Along the Equator is a region called the doldrums, where the sun's heat warms the rising air. This air eventually spreads out and flows north and south away from the Equator. It finally sinks at about 30°N and 30°S, creating subtropical high-pressure belts, from which trade winds flow back towards the equator and westerlies towards the mid-latitudes of the south.


Cyclones and anticyclones

Along the polar front in the Northern Hemisphere, the warm air of the westerlies meets the polar easterlies. Waves, or bulges, develop along the polar front, some of which grow quickly in size (Fig 3). Warm air flows into the bulge and cold flows in behind it. The warm, light air rises above the cold air along the warm front. Behind, the cold air forces its way under the warm air along the cold front. Gradually, the cold front catches up the warm front and the warm air is pushed above the cold in an occlusion. In cyclones in the Northern Hemisphere, the air circulates in an anticlockwise direction (clockwise in the Southern). Along the warm front, a broad belt of cloud forms, bringing rain and sometimes thunderstorms. The cold front usually has a much narrower belt of clouds. Clouds and rain normally persist for some time along occluded fronts.

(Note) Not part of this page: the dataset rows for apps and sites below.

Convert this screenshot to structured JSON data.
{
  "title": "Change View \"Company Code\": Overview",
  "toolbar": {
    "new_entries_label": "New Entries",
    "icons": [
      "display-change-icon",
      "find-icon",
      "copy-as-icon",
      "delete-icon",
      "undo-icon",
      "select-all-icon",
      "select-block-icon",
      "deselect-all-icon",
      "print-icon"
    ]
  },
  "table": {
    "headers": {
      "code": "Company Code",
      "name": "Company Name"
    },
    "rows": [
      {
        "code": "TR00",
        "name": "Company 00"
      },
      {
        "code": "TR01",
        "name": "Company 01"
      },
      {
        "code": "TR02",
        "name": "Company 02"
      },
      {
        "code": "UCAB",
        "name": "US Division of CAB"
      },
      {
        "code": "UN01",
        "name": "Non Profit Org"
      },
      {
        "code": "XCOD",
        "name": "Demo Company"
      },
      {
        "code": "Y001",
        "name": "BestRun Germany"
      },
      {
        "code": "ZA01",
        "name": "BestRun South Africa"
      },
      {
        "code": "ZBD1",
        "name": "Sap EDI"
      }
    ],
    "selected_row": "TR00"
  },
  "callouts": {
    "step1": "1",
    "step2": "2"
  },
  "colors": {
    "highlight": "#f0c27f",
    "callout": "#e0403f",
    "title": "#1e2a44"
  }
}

The circulation of air in anticyclones is the reverse of cyclones, being clockwise in the Northern Hemisphere and anticlockwise in the Southern. Many anticyclones are formed in warm, subtropical regions by sinking air. In winter anticyclones form over continental interiors in temperate latitudes as a result of the cooling air.


How monsoons occur

Monsoons (Fig 2) are seasonal reversals of wind direction. The most celebrated monsoon occurs in India, where the generally northern winds of winter are replaced by generally southerly winds in summer. The summer winds contain a lot of water vapor, which falls in heavy rainstorms.


Another reversal of winds on a local scale occurs with land and sea breezes. Sea breezes spring up on warm days along sea and lake shores when a pressure gradient is established between the rapidly heating land and the less rapidly heating water. As a result, winds blow on to land. At night, the land cools faster than water, so a reverse gradient reverses the wind.


Thunderstorms, hurricanes, and tornadoes

The most common storms are thunderstorms (Fig 5). About 45,000 occur every day, in both temperate and tropical regions and pre-requisites for their formation are strong, rising air currents. As the air rises, it is cooled and latent heat is released as condensation occurs. The release of heat provides energy that intensifies the upsurgence of air and the development of the storm. The condensation causes culls-nimbus clouds to rise sometimes more than 4,570 m (15,000 ft) from their base to their top. These clouds bring with them rain and hail and, sometimes, thunder and lightning.


Hurricanes (Fig 4), also called typhoons or tropical cyclones, form over warm oceans. They have fast spiralling winds, which may reach 240–320 km/h (150–200 mph). The calm center, or eye, contains warm subsiding air. The eye may be between 6.5 and 48 km (4 and 30 miles) across. The hurricane itself may have a diameter of 480 km (300 miles). The warmth of the air in the eye contributes to low air pressure at the surface. Warm, moist air spirals upwards around the eye. Condensation creates cumulonimbus clouds and releases latent heat which further increases the upward spiral of air. Hurricanes are especially destructive along coastlines where storm waves and torrential rain cause destruction through flooding.


Tornadoes are violent whirlwinds, but they cover a far smaller area than hurricanes. A tornado forms when a downward growth starts from a cumulonimbus cloud. When the funnel-shaped extension of the cloud reaches the ground, it may be between 50–500 m (164–1,640 ft) wide. It crosses land at speeds of 32–65 km/h (20–40 mph) and usually dies out after 32 km (20 miles), although a few are known to have travelled as far as 480 km (300 miles).


Hundreds of tornadoes strike the United States each year, especially in the Midwest. They may last for several hours, travelling up to 480 km (300 miles) and causing great damage. At the center winds may reach 644 km/h (400 mph).